Description of the task: Would it be possible to write out each entry below exactly, without the pictures?

Record extracts:
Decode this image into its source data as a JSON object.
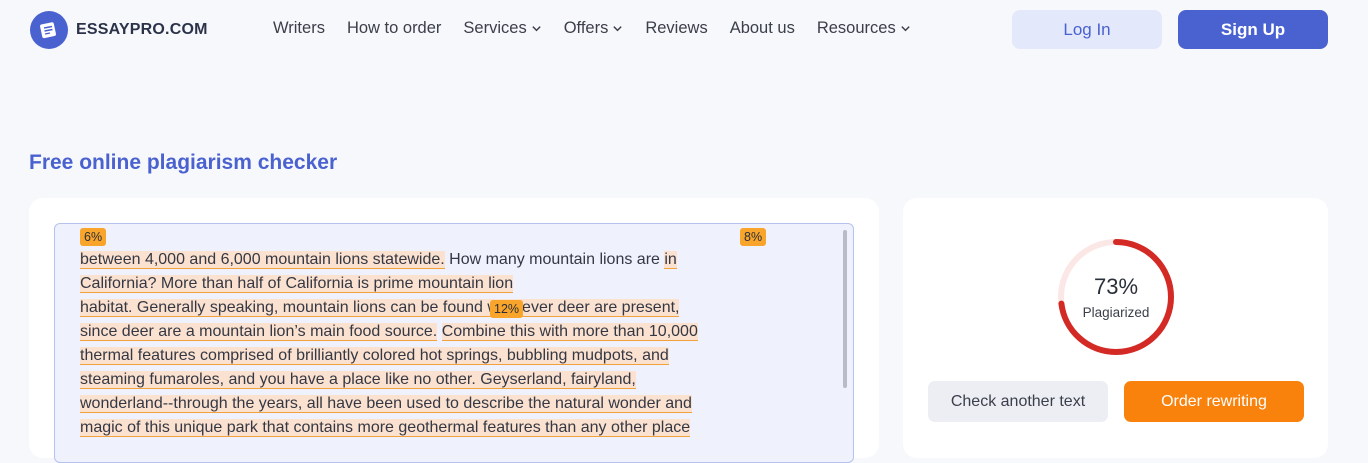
{
  "header": {
    "logo_text": "ESSAYPRO.COM",
    "logo_icon": "essay-document-icon",
    "nav": [
      {
        "label": "Writers",
        "dropdown": false
      },
      {
        "label": "How to order",
        "dropdown": false
      },
      {
        "label": "Services",
        "dropdown": true
      },
      {
        "label": "Offers",
        "dropdown": true
      },
      {
        "label": "Reviews",
        "dropdown": false
      },
      {
        "label": "About us",
        "dropdown": false
      },
      {
        "label": "Resources",
        "dropdown": true
      }
    ],
    "login_label": "Log In",
    "signup_label": "Sign Up"
  },
  "page_title": "Free online plagiarism checker",
  "checker": {
    "badges": [
      "6%",
      "8%",
      "12%"
    ],
    "lines": [
      {
        "segments": [
          {
            "text": "between 4,000 and 6,000 mountain lions statewide.",
            "hl": true
          },
          {
            "text": " How many mountain lions are ",
            "hl": false
          },
          {
            "text": "in",
            "hl": true
          }
        ]
      },
      {
        "segments": [
          {
            "text": "California? More than half of California is prime mountain lion",
            "hl": true
          }
        ]
      },
      {
        "segments": [
          {
            "text": "habitat. Generally speaking, mountain lions can be fo",
            "hl": true
          },
          {
            "text": "und wherever deer are present, ",
            "hl": true
          }
        ]
      },
      {
        "segments": [
          {
            "text": "since deer are a mountain lion’s main food source.",
            "hl": true
          },
          {
            "text": " ",
            "hl": false
          },
          {
            "text": "Combine this with more than 10,000",
            "hl": true
          }
        ]
      },
      {
        "segments": [
          {
            "text": "thermal features comprised of brilliantly colored hot springs, bubbling mudpots, and",
            "hl": true
          }
        ]
      },
      {
        "segments": [
          {
            "text": "steaming fumaroles, and you have a place like no other. Geyserland, fairyland, ",
            "hl": true
          }
        ]
      },
      {
        "segments": [
          {
            "text": "wonderland--through the years, all have been used to describe the natural wonder and",
            "hl": true
          }
        ]
      },
      {
        "segments": [
          {
            "text": "magic of this unique park that contains more geothermal features than any other place",
            "hl": true
          }
        ]
      }
    ]
  },
  "result": {
    "percent": 73,
    "percent_label": "73%",
    "status_label": "Plagiarized",
    "check_another_label": "Check another text",
    "order_rewriting_label": "Order rewriting"
  },
  "colors": {
    "accent": "#4a62cf",
    "highlight_bg": "#fbe1cf",
    "highlight_line": "#f3a13a",
    "badge": "#f9a42a",
    "gauge": "#d42a26",
    "order_button": "#f9820d"
  }
}
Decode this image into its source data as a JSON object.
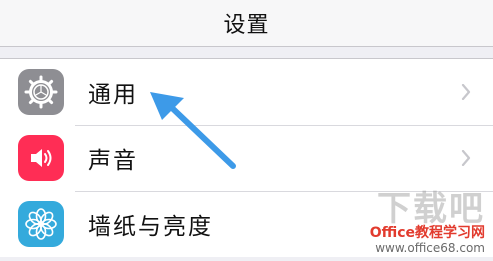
{
  "navbar": {
    "title": "设置"
  },
  "rows": [
    {
      "label": "通用",
      "icon": "gear-icon",
      "color": "#8e8e93"
    },
    {
      "label": "声音",
      "icon": "speaker-icon",
      "color": "#ff2d55"
    },
    {
      "label": "墙纸与亮度",
      "icon": "flower-icon",
      "color": "#34aadc"
    }
  ],
  "arrow_color": "#3d9ae8",
  "watermark": {
    "big": "下载吧",
    "site": "Office教程学习网",
    "url": "www.office68.com"
  }
}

Worked solution:
Decode this image into its source data as a JSON object.
{
  "header": {
    "logo_text": "ESSAYPRO.COM",
    "logo_icon": "essay-document-icon",
    "nav": [
      {
        "label": "Writers",
        "dropdown": false
      },
      {
        "label": "How to order",
        "dropdown": false
      },
      {
        "label": "Services",
        "dropdown": true
      },
      {
        "label": "Offers",
        "dropdown": true
      },
      {
        "label": "Reviews",
        "dropdown": false
      },
      {
        "label": "About us",
        "dropdown": false
      },
      {
        "label": "Resources",
        "dropdown": true
      }
    ],
    "login_label": "Log In",
    "signup_label": "Sign Up"
  },
  "page_title": "Free online plagiarism checker",
  "checker": {
    "badges": [
      "6%",
      "8%",
      "12%"
    ],
    "lines": [
      {
        "segments": [
          {
            "text": "between 4,000 and 6,000 mountain lions statewide.",
            "hl": true
          },
          {
            "text": " How many mountain lions are ",
            "hl": false
          },
          {
            "text": "in",
            "hl": true
          }
        ]
      },
      {
        "segments": [
          {
            "text": "California? More than half of California is prime mountain lion",
            "hl": true
          }
        ]
      },
      {
        "segments": [
          {
            "text": "habitat. Generally speaking, mountain lions can be fo",
            "hl": true
          },
          {
            "text": "und wherever deer are present, ",
            "hl": true
          }
        ]
      },
      {
        "segments": [
          {
            "text": "since deer are a mountain lion’s main food source.",
            "hl": true
          },
          {
            "text": " ",
            "hl": false
          },
          {
            "text": "Combine this with more than 10,000",
            "hl": true
          }
        ]
      },
      {
        "segments": [
          {
            "text": "thermal features comprised of brilliantly colored hot springs, bubbling mudpots, and",
            "hl": true
          }
        ]
      },
      {
        "segments": [
          {
            "text": "steaming fumaroles, and you have a place like no other. Geyserland, fairyland, ",
            "hl": true
          }
        ]
      },
      {
        "segments": [
          {
            "text": "wonderland--through the years, all have been used to describe the natural wonder and",
            "hl": true
          }
        ]
      },
      {
        "segments": [
          {
            "text": "magic of this unique park that contains more geothermal features than any other place",
            "hl": true
          }
        ]
      }
    ]
  },
  "result": {
    "percent": 73,
    "percent_label": "73%",
    "status_label": "Plagiarized",
    "check_another_label": "Check another text",
    "order_rewriting_label": "Order rewriting"
  },
  "colors": {
    "accent": "#4a62cf",
    "highlight_bg": "#fbe1cf",
    "highlight_line": "#f3a13a",
    "badge": "#f9a42a",
    "gauge": "#d42a26",
    "order_button": "#f9820d"
  }
}
Decode this image into its source data as a JSON object.
{
  "navbar": {
    "title": "设置"
  },
  "rows": [
    {
      "label": "通用",
      "icon": "gear-icon",
      "color": "#8e8e93"
    },
    {
      "label": "声音",
      "icon": "speaker-icon",
      "color": "#ff2d55"
    },
    {
      "label": "墙纸与亮度",
      "icon": "flower-icon",
      "color": "#34aadc"
    }
  ],
  "arrow_color": "#3d9ae8",
  "watermark": {
    "big": "下载吧",
    "site": "Office教程学习网",
    "url": "www.office68.com"
  }
}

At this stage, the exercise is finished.